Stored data

# # #

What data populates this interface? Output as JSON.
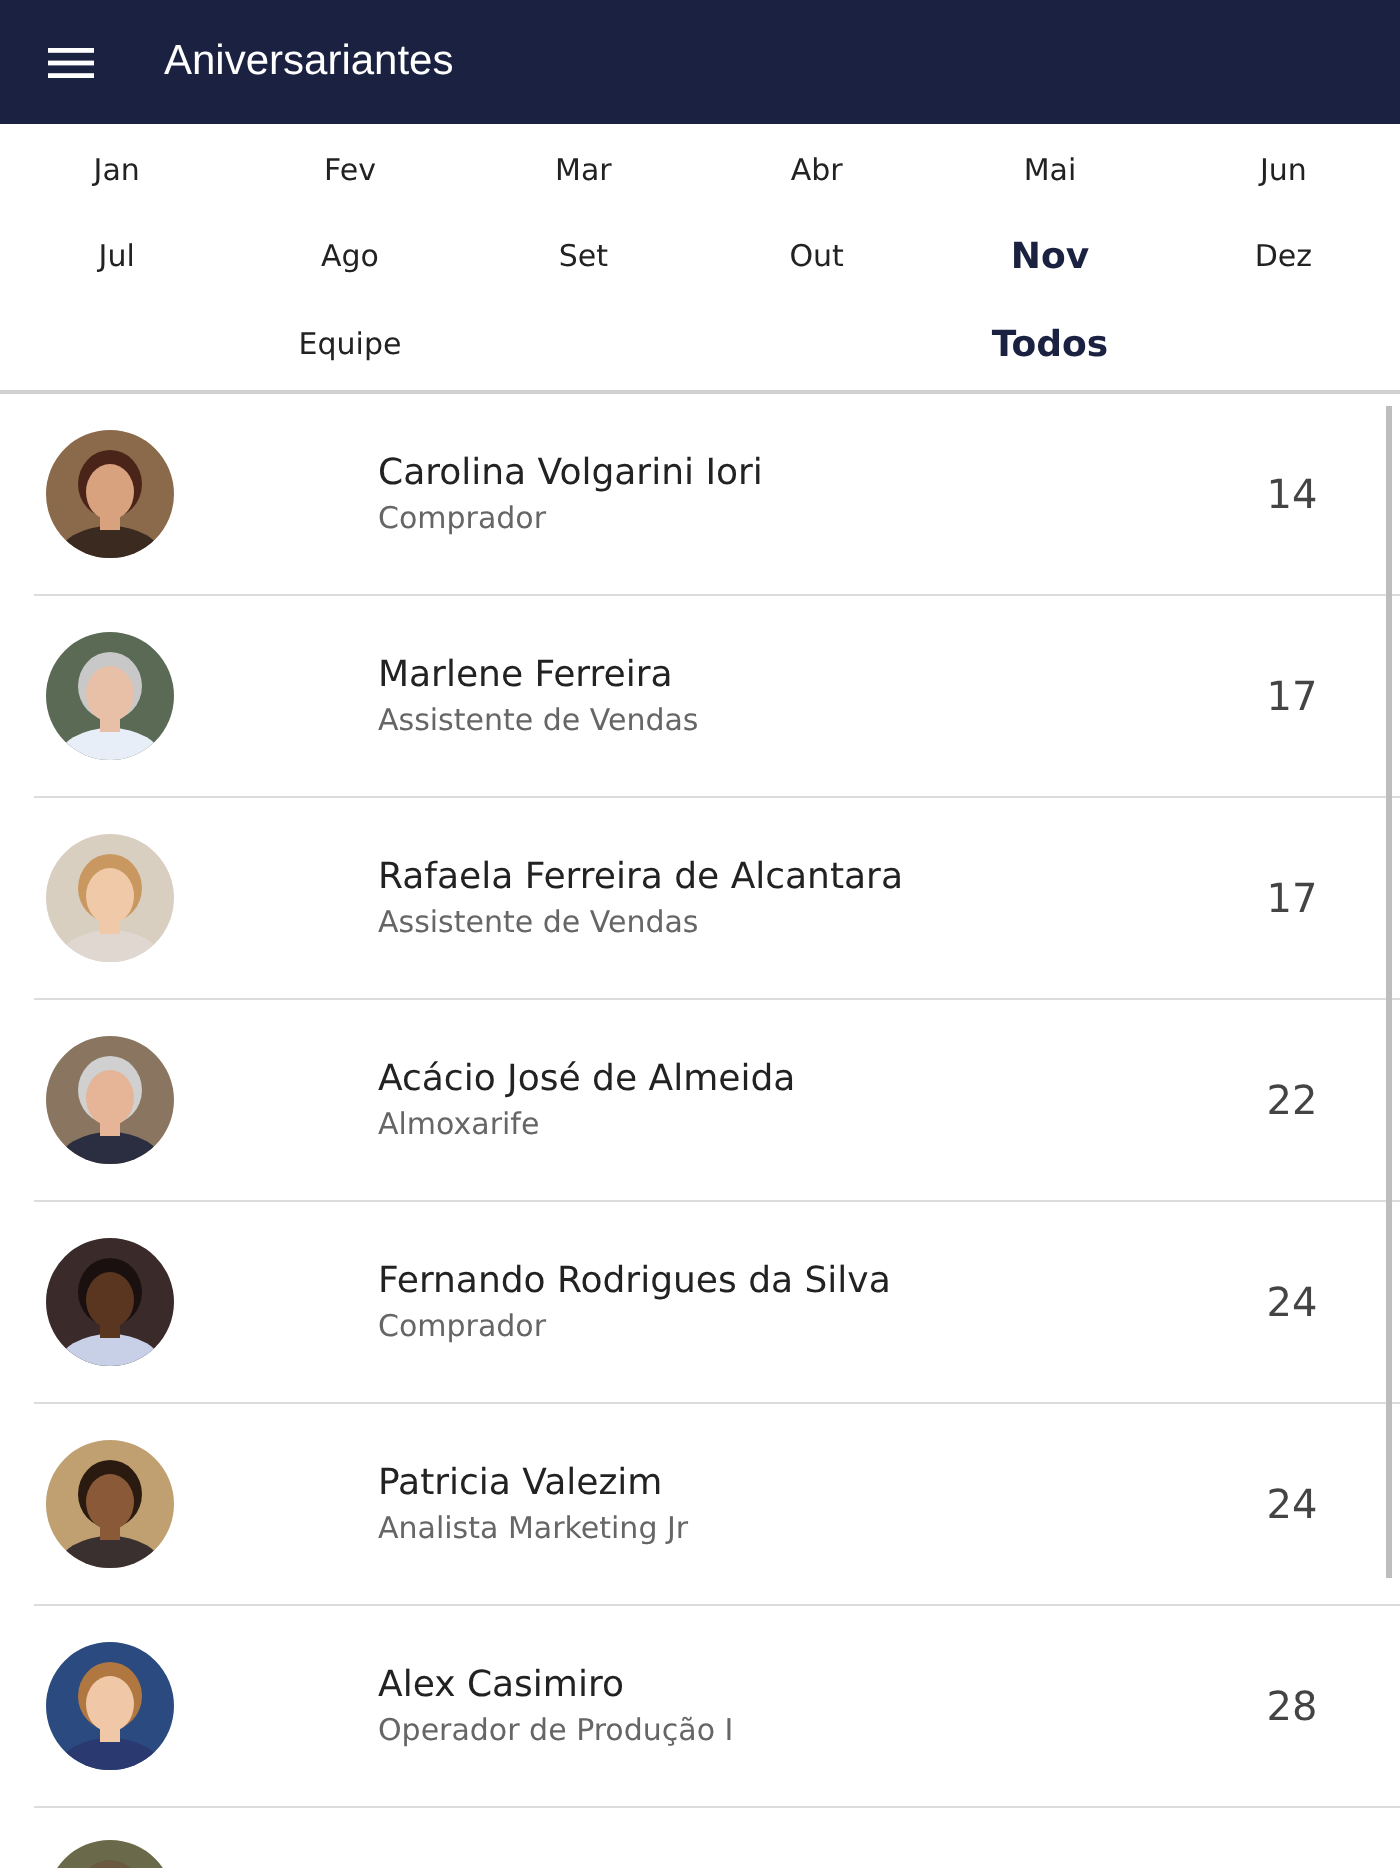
{
  "app_bar": {
    "title": "Aniversariantes"
  },
  "months": [
    {
      "label": "Jan",
      "selected": false
    },
    {
      "label": "Fev",
      "selected": false
    },
    {
      "label": "Mar",
      "selected": false
    },
    {
      "label": "Abr",
      "selected": false
    },
    {
      "label": "Mai",
      "selected": false
    },
    {
      "label": "Jun",
      "selected": false
    },
    {
      "label": "Jul",
      "selected": false
    },
    {
      "label": "Ago",
      "selected": false
    },
    {
      "label": "Set",
      "selected": false
    },
    {
      "label": "Out",
      "selected": false
    },
    {
      "label": "Nov",
      "selected": true
    },
    {
      "label": "Dez",
      "selected": false
    }
  ],
  "filters": [
    {
      "label": "Equipe",
      "selected": false
    },
    {
      "label": "Todos",
      "selected": true
    }
  ],
  "people": [
    {
      "name": "Carolina Volgarini Iori",
      "role": "Comprador",
      "day": "14"
    },
    {
      "name": "Marlene Ferreira",
      "role": "Assistente de Vendas",
      "day": "17"
    },
    {
      "name": "Rafaela Ferreira de Alcantara",
      "role": "Assistente de Vendas",
      "day": "17"
    },
    {
      "name": "Acácio José de Almeida",
      "role": "Almoxarife",
      "day": "22"
    },
    {
      "name": "Fernando Rodrigues da Silva",
      "role": "Comprador",
      "day": "24"
    },
    {
      "name": "Patricia Valezim",
      "role": "Analista Marketing Jr",
      "day": "24"
    },
    {
      "name": "Alex Casimiro",
      "role": "Operador de Produção I",
      "day": "28"
    }
  ]
}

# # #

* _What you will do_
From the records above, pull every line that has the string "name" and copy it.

* _Exercise response_
      "name": "Carolina Volgarini Iori",
      "name": "Marlene Ferreira",
      "name": "Rafaela Ferreira de Alcantara",
      "name": "Acácio José de Almeida",
      "name": "Fernando Rodrigues da Silva",
      "name": "Patricia Valezim",
      "name": "Alex Casimiro",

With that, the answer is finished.